OpenShift Container Platform 3.9 introduces significant refactoring and restructuring of the playbooks to improve performance. This includes:
Restructured playbooks to push all fact-gathering and common dependencies up into the initialization plays so they are only called once rather than each time a role needs access to their computed values.
Refactored playbooks to limit the hosts they touch to only those that are truly relevant to the playbook.
Quick Installation is now deprecated in OpenShift Container Platform 3.9 and will be completely removed in a future release.
Quick installation will only be capable of installing 3.9. It will not be able to upgrade from 3.7 or 3.8 to 3.9.
The installer automatically handles stepping the control plane from 3.7 to 3.8 to 3.9 and node upgrade from 3.7 to 3.9.

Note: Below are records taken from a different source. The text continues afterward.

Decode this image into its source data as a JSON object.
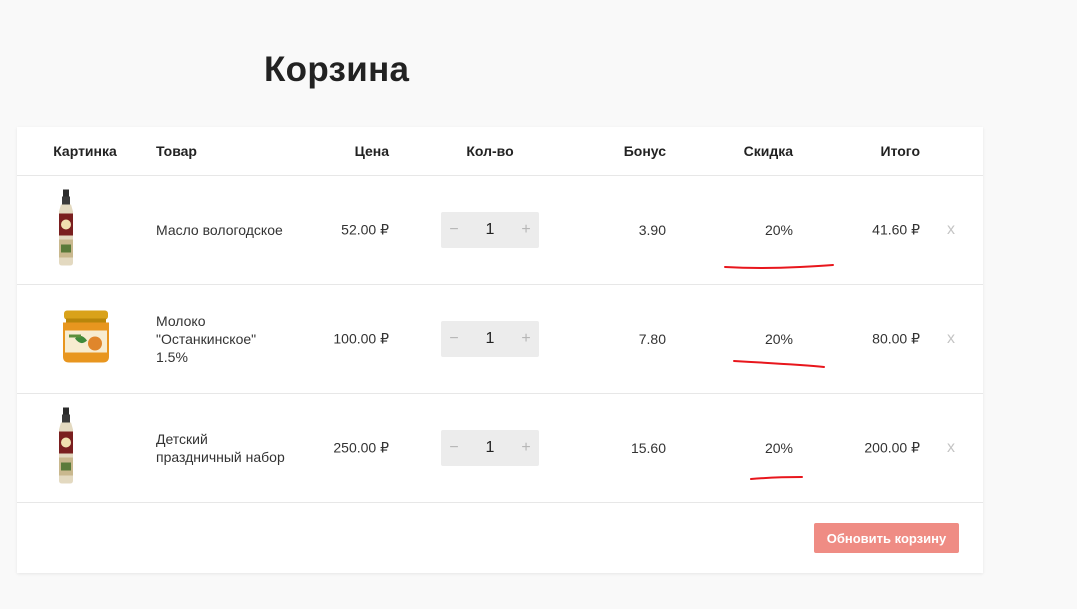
{
  "page": {
    "title": "Корзина"
  },
  "table": {
    "headers": {
      "image": "Картинка",
      "product": "Товар",
      "price": "Цена",
      "qty": "Кол-во",
      "bonus": "Бонус",
      "discount": "Скидка",
      "total": "Итого"
    },
    "rows": [
      {
        "name": "Масло вологодское",
        "price": "52.00 ₽",
        "qty": "1",
        "bonus": "3.90",
        "discount": "20%",
        "total": "41.60 ₽",
        "image_icon": "sauce-bottle-icon"
      },
      {
        "name": "Молоко \"Останкинское\" 1.5%",
        "price": "100.00 ₽",
        "qty": "1",
        "bonus": "7.80",
        "discount": "20%",
        "total": "80.00 ₽",
        "image_icon": "jar-icon"
      },
      {
        "name": "Детский праздничный набор",
        "price": "250.00 ₽",
        "qty": "1",
        "bonus": "15.60",
        "discount": "20%",
        "total": "200.00 ₽",
        "image_icon": "sauce-bottle-icon"
      }
    ],
    "controls": {
      "minus": "−",
      "plus": "+",
      "remove": "x"
    }
  },
  "footer": {
    "update_label": "Обновить корзину"
  },
  "colors": {
    "accent_button": "#ef8c84",
    "annotation_red": "#e8161c"
  }
}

Control plane components (API, controllers, and nodes on control plane hosts) are upgraded seamlessly from 3.7 to 3.8 to 3.9. Data migration happens pre- and post- OpenShift Container Platform 3.8 and 3.9 control plane upgrades. Other control plane components (router, registry, service catalog, and brokers) are upgraded from OpenShift Container Platform 3.7 to 3.9. Nodes (node, docker, ovs) are upgraded directly from OpenShift Container Platform 3.7 to 3.9 with only one drain of nodes. OpenShift Container Platform 3.7 nodes operate indefinitely against 3.8 masters should the upgrade process need to pause in this state. Logging and metrics are updated from OpenShift Container Platform 3.7 to 3.9.
It is recommended that you upgrade the control plane and nodes independently. You can still perform the upgrade through an all-in-one playbook, but rollback is more difficult. Playbooks do not allow for a clean installation of OpenShift Container Platform 3.8.
See Upgrading Clusters for more information.
syslog Output Plug-in for fluentd is a feature currently in Technology Preview and not for production workloads.
You can send system and container logs from OpenShift Container Platform nodes to external endpoints using the syslog protocol. The fluentd syslog output plug-in supports this.
Logs sent via syslog are not encrypted and, therefore, insecure.
See Sending Logs to an External Syslog Server for more information.
Prometheus remains in Technology Preview and is not for production workloads. Prometheus, AlertManager, and AlertBuffer versions are now updated and node-exporter is now included:
You can deploy Prometheus on an OpenShift Container Platform cluster, collect Kubernetes and infrastructure metrics, and get alerts. You can see and query metrics and alerts on the Prometheus web dashboard. Alternatively, you can bring your own Grafana and hook it up to Prometheus.
See Prometheus on OpenShift for more information.
Previously, Jenkins worker pods would often consume too much or too little memory. Now, a startup script intelligently looks at pod limits and environment variables are appropriately set to ensure limits are respected for spawned JVMs.
CLI plug-ins are currently in Technology Preview and not for production workloads.
Usually called plug-ins or binary extensions, this feature allows you to
extend the default set of
oc commands available and, therefore, allows you to
perform new tasks.
See Extending the CLI for information on how to install and write extensions for the CLI.
Previously, there was not a way to set a default toleration on build pods so they could be placed on build-specific nodes. The build defaulter is now updated to allow the specification of a toleration value, which is applied to the build pod upon creation.
See Configuring Global Build Defaults and Overrides for more information.
Quickly get to the catalog from within a project by clicking Catalog in the left navigation.
To quickly find services from within project view, type in your search criteria.